In Official Competition, a hedge fund millionaire wants to create something that will outlast his mortal body. He wants to be remembered and revered like Rockefeller or Carnegie. Instead of choosing a physical structure like a concert hall or a stadium though, he decides that he wants his legacy etched onto the silver screen.
The irony that he would choose an artform that has become so disposable in the age of streaming is not lost on directors Mariano Cohn & Gastón Duprat. In fact it’s this very irony that kickstarts the narrative of their showbiz satire, Official Competition. The film is chocked full of towering actors and their even larger egos as international superstar Félix Rivero (Antonio Banderas) and method actor, Iván Torres (Oscar Martínez) battle for performance supremacy in the millionaire’s vanity feature.
The kind of hijinks that ensue hark back to the age of screwball comedies like Bringing Up Baby or His Girl Friday. It’s almost as if Dwayne Johnson and Daniel Day-Lewis were dropped into a Spy Vs. Spy situation. Part of the reason Official Competition is so humorous is because of how seriously the fictional actors take their craft. By having Félix and Iván try and ‘one up’ each other in tasteless fashion, Cohn & Duprat demonstrate just how farcical acting, and filmmaking in general, can be.
Yet, the film’s humor only works due to the fantastic performances of Banderas, Martínez, and Penelope Cruz as Lola Cuevas, the eccentric director of the fictional film. This then creates a kind of paradox: The kind of acting Official Competition is poking fun at only works due to the dedicated performances from the entire cast.
Even though Official Competition‘s runtime mostly consists of satirizing the acting the community, the film is bookended by commentary regarding the entire industry. Through the movie, Cuevas contemplates if a film is eternal; that even though the credits will always roll, the emotions and memories that a movie leaves us with will last forever. In a film chocked full of chuckles, it’s the theorizing about a film’s social relevancy and longevity in the modern age that may be the biggest joke of all.
The Silver Lining
Creating a comedy that doesn’t rely on physical humor to serve a global audience is nearly impossible due to the plethora of social and cultural tics that widely vary by country.

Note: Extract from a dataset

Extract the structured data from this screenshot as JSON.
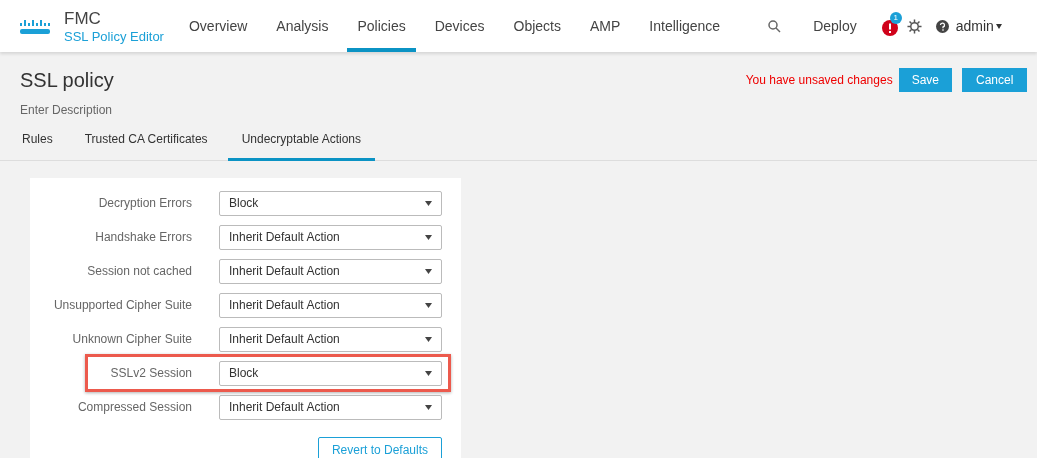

That’s why it’s so impressive that Mariano Cohn and Andrés & Gastón Duprat were able to craft a Spanish screenplay that connected so strongly with an Italian & English audience at Venice.
Part of the success is due to the charged lively delivery by Banderas, Cruz, and Martínez. Though it’s the eccentricities and pranks played by the characters that translate perfectly to so many languages given Official Competition‘s satirization of the film industry, which has a cultural monopoly in our global society.
Official Competition is coming soon to a screen near you.